Relationship with critics
At first my work was overlooked intentionally because of my political background, because I was coming from film criticism and I started my career as a filmmaker with a genre film instead of a more politically charged one. But when I started to have success all over the world, the critics themselves became a little self-conscious, 'it’s not possible, are we Italians the only ones that haven’t understood Dario Argento?!'.
Today there are many good film schools, but cinema is its own school. Watching a lot of films, watching the same film ten times to understand its deep meaning, this is the school of cinema, the classroom desks are the movie theater seats. This is the only way to learn to make cinema, to be a director.
It’s who you choose not who you know... although that helps too
I chose Vittorio Storaro (cinematographer) because he was a beginner, this was his first color film.

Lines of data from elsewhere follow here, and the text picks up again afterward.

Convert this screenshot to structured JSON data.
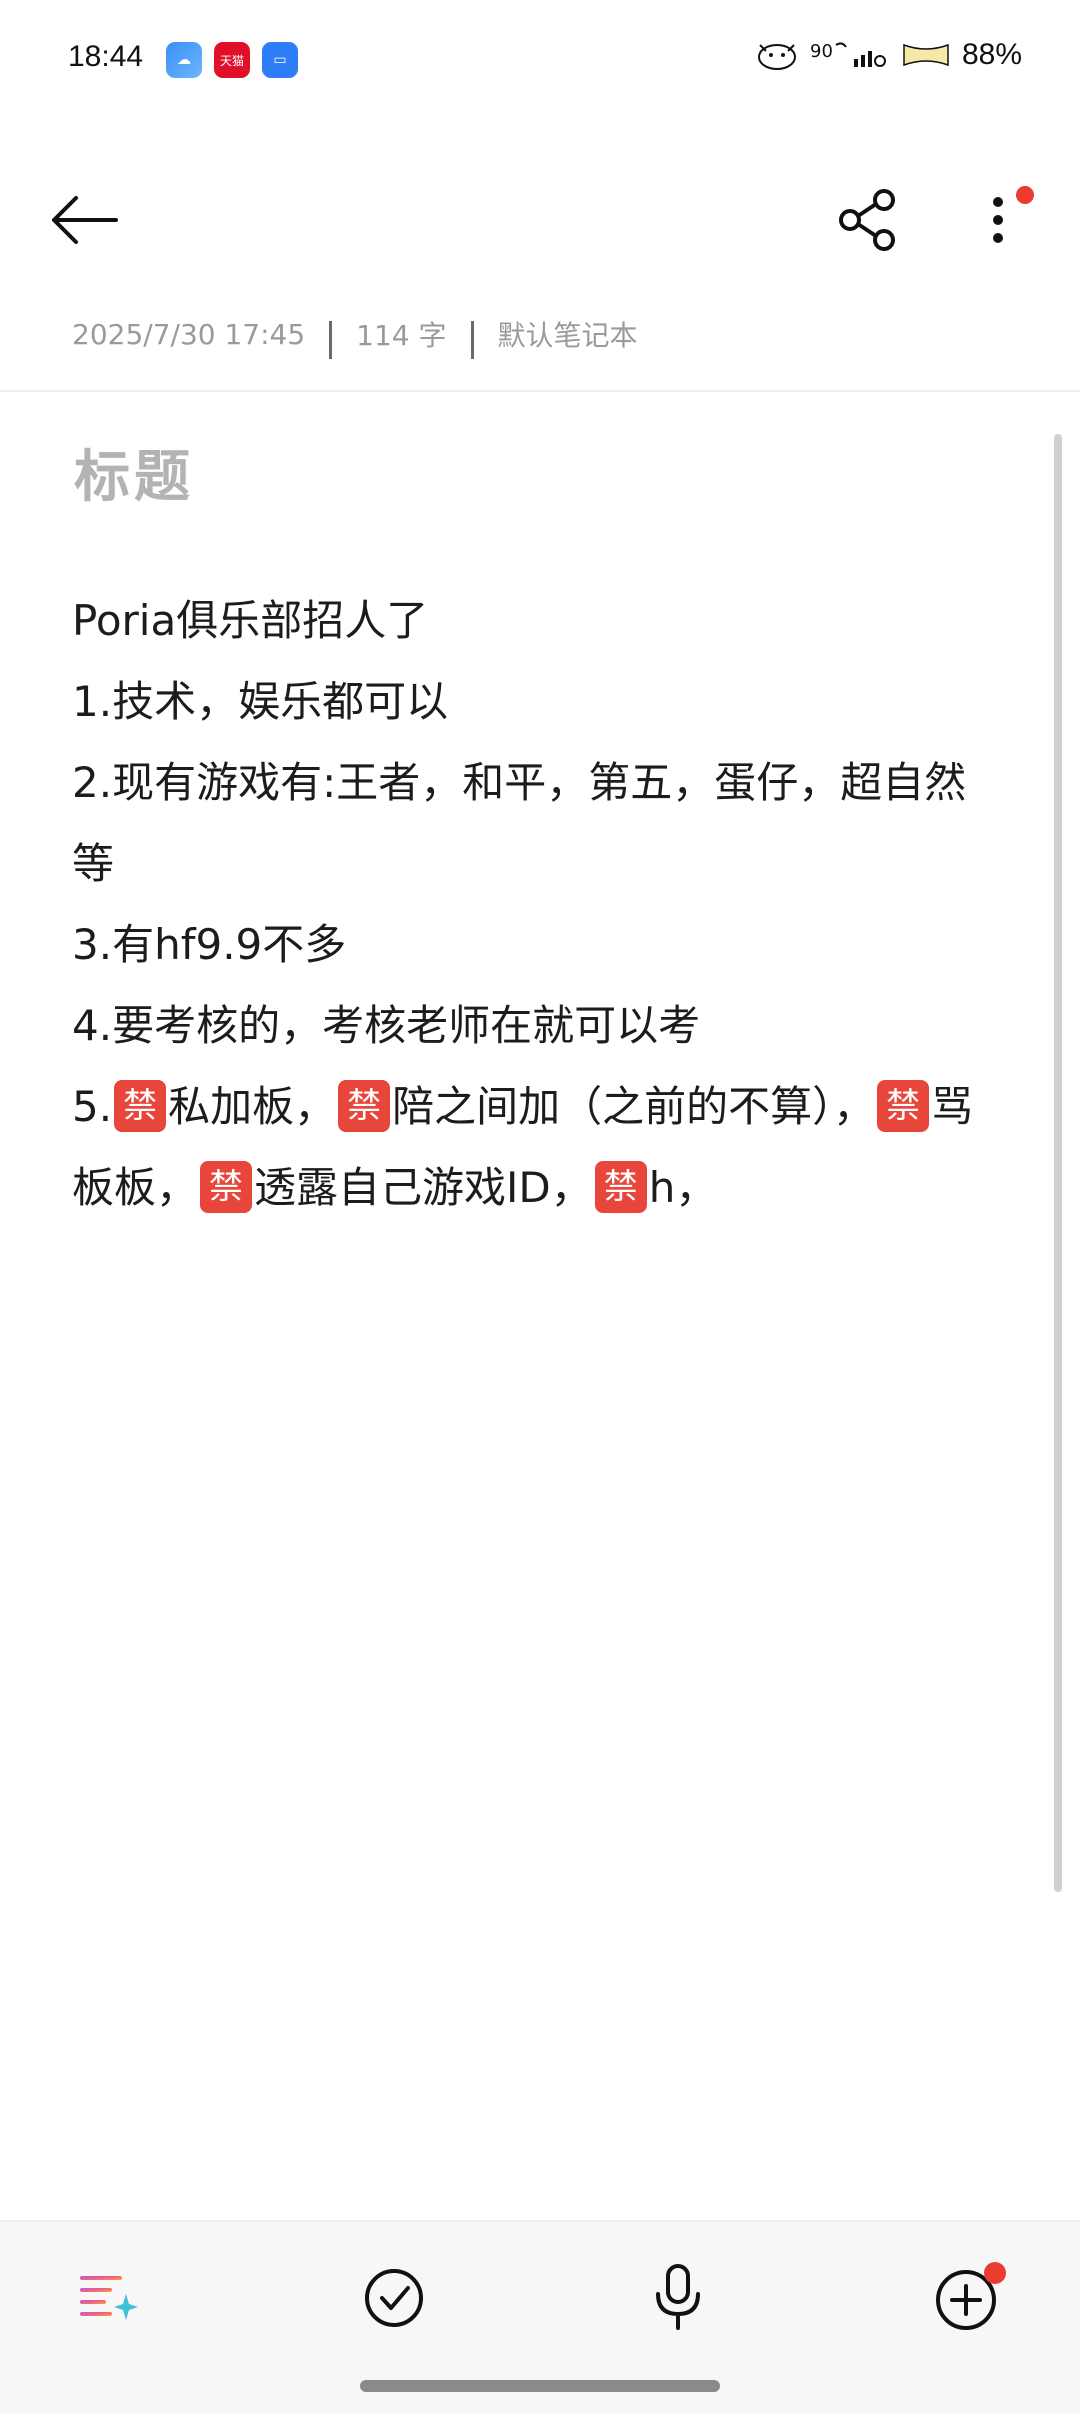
{
  "status_bar": {
    "time": "18:44",
    "apps": [
      {
        "name": "weather-app-icon",
        "glyph": "☁"
      },
      {
        "name": "tmall-app-icon",
        "glyph": "天猫"
      },
      {
        "name": "files-app-icon",
        "glyph": "▭"
      }
    ],
    "battery_percent": "88%"
  },
  "toolbar": {
    "back_icon": "arrow-left-icon",
    "share_icon": "share-icon",
    "more_icon": "more-vertical-icon",
    "notification_color": "#ea3b2f"
  },
  "meta": {
    "datetime": "2025/7/30 17:45",
    "word_count": "114 字",
    "notebook": "默认笔记本"
  },
  "note": {
    "title_placeholder": "标题",
    "ban_glyph": "禁",
    "lines": {
      "l1": "Poria俱乐部招人了",
      "l2": "1.技术，娱乐都可以",
      "l3": "2.现有游戏有:王者，和平，第五，蛋仔，超自然等",
      "l4": "3.有hf9.9不多",
      "l5": "4.要考核的，考核老师在就可以考",
      "l6a": "5.",
      "l6b": "私加板，",
      "l6c": "陪之间加（之前的不算），",
      "l6d": "骂板板，",
      "l6e": "透露自己游戏ID，",
      "l6f": "h，"
    }
  },
  "bottom_bar": {
    "buttons": [
      "ai-format-icon",
      "checklist-icon",
      "microphone-icon",
      "add-icon"
    ]
  },
  "colors": {
    "accent_red": "#ea3b2f",
    "ban_red": "#e8463a"
  }
}
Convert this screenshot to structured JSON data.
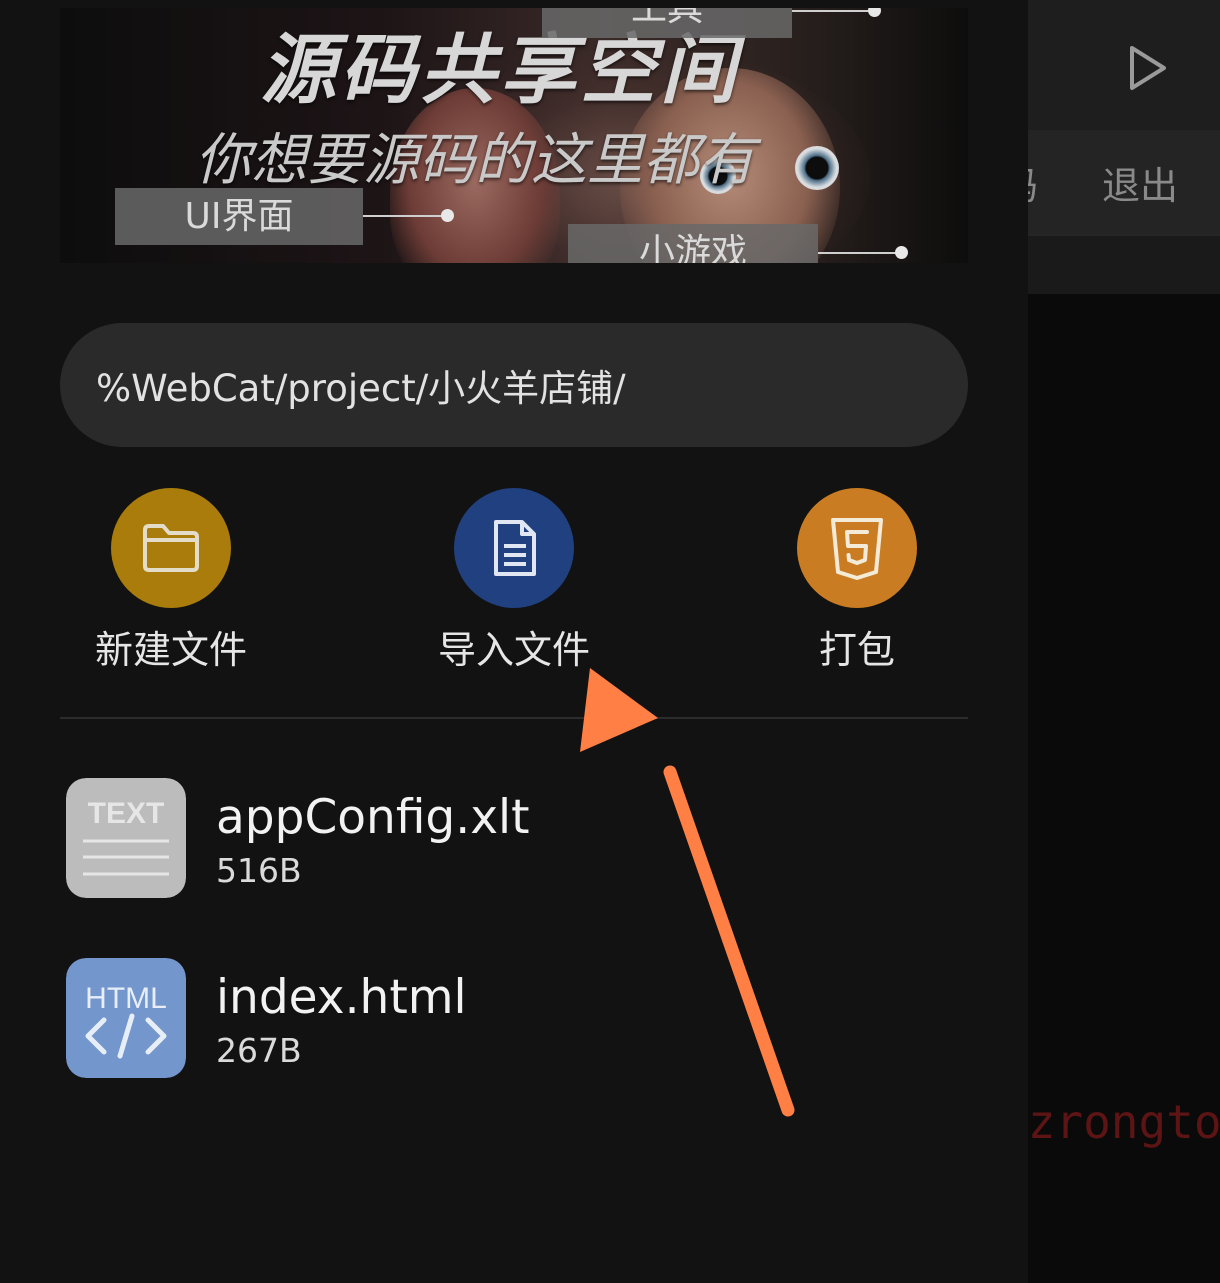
{
  "banner": {
    "title": "源码共享空间",
    "subtitle": "你想要源码的这里都有",
    "tags": {
      "tool": "工具",
      "ui": "UI界面",
      "game": "小游戏"
    }
  },
  "path": {
    "current": "%WebCat/project/小火羊店铺/"
  },
  "actions": {
    "new_file": {
      "label": "新建文件",
      "icon": "folder-icon",
      "color": "#a97c0b"
    },
    "import_file": {
      "label": "导入文件",
      "icon": "document-icon",
      "color": "#21407f"
    },
    "pack": {
      "label": "打包",
      "icon": "html5-icon",
      "color": "#c97c22"
    }
  },
  "files": [
    {
      "name": "appConfig.xlt",
      "size": "516B",
      "icon": "text-file-icon",
      "icon_text": "TEXT",
      "icon_color": "#bdbdbd"
    },
    {
      "name": "index.html",
      "size": "267B",
      "icon": "html-file-icon",
      "icon_text": "HTML",
      "icon_color": "#7396cc"
    }
  ],
  "background_editor": {
    "menu_code": "码",
    "menu_exit": "退出",
    "code_snippet": "zzrongto"
  },
  "annotation": {
    "arrow_color": "#ff7f45"
  }
}
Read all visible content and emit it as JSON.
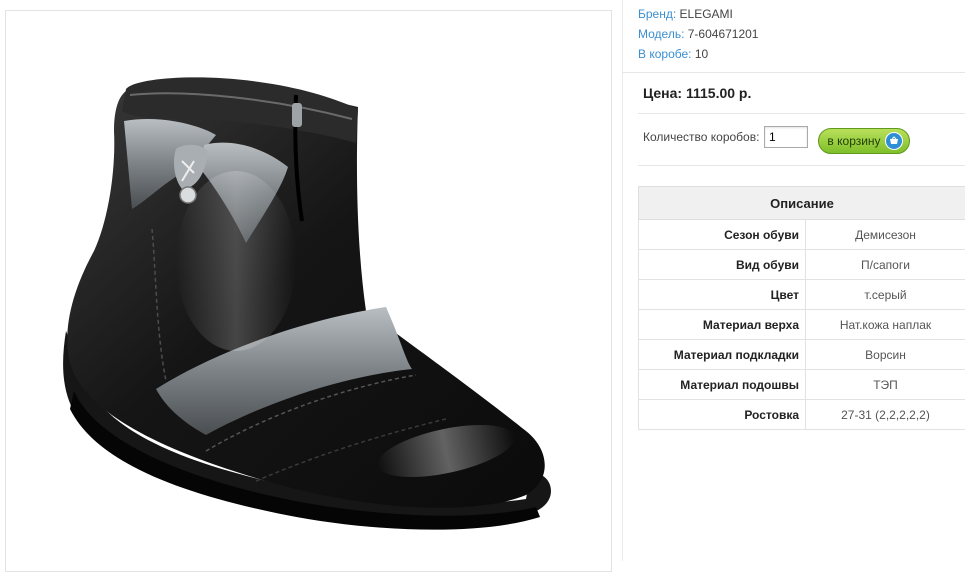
{
  "product": {
    "image_alt": "Ботинки ELEGAMI 7-604671201"
  },
  "info": {
    "brand_label": "Бренд:",
    "brand_value": "ELEGAMI",
    "model_label": "Модель:",
    "model_value": "7-604671201",
    "box_label": "В коробе:",
    "box_value": "10"
  },
  "price": {
    "text": "Цена: 1115.00 р."
  },
  "order": {
    "qty_label": "Количество коробов:",
    "qty_value": "1",
    "cart_button_label": "в корзину"
  },
  "description": {
    "title": "Описание",
    "rows": [
      {
        "key": "Сезон обуви",
        "value": "Демисезон"
      },
      {
        "key": "Вид обуви",
        "value": "П/сапоги"
      },
      {
        "key": "Цвет",
        "value": "т.серый"
      },
      {
        "key": "Материал верха",
        "value": "Нат.кожа наплак"
      },
      {
        "key": "Материал подкладки",
        "value": "Ворсин"
      },
      {
        "key": "Материал подошвы",
        "value": "ТЭП"
      },
      {
        "key": "Ростовка",
        "value": "27-31 (2,2,2,2,2)"
      }
    ]
  },
  "colors": {
    "link_blue": "#3b8fd1",
    "button_green": "#8cc63f",
    "boot_black": "#1a1a1a",
    "boot_silver": "#8a8f93"
  }
}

I didn’t want an experienced cinematographer that would undermine me. I already had the assistant director who persecuted me during pre-production with his great experience, saying he had worked with all the famous directors. And I also looked for someone who had a great inclination for doing this job. And he (Storaro) certainly had it, you don’t win three Oscars by chance. Ennio Morricone, he was a friend of my father’s. When the film was almost done, my father went to him and asked him 'please work on my son’s film'. And he said 'certainly'.
Where good movies come from
I don’t have a recipe, it’s a certain predisposition of the soul that someone has in order to show certain things, powerful movements of one’s own conscience. I don’t know how to talk about something else, I make films about the depths of my dark side. I have the privilege of having a good dialogue with my dark side and this allows me to tell these terrible stories, but without troubling my own conscience. One of my fears was that, by telling all this scary stories, I was fumbling around my own Pandora’s box, full of the horrible things I have ever imagined. And that one day, this box would open, and all these monstrosities would invade me.
The most important piece of advice for young artists trying to break through today
Read Freud. He taught me to interact with my dreams, my nightmares, and without that, I wouldn’t be able to make cinema.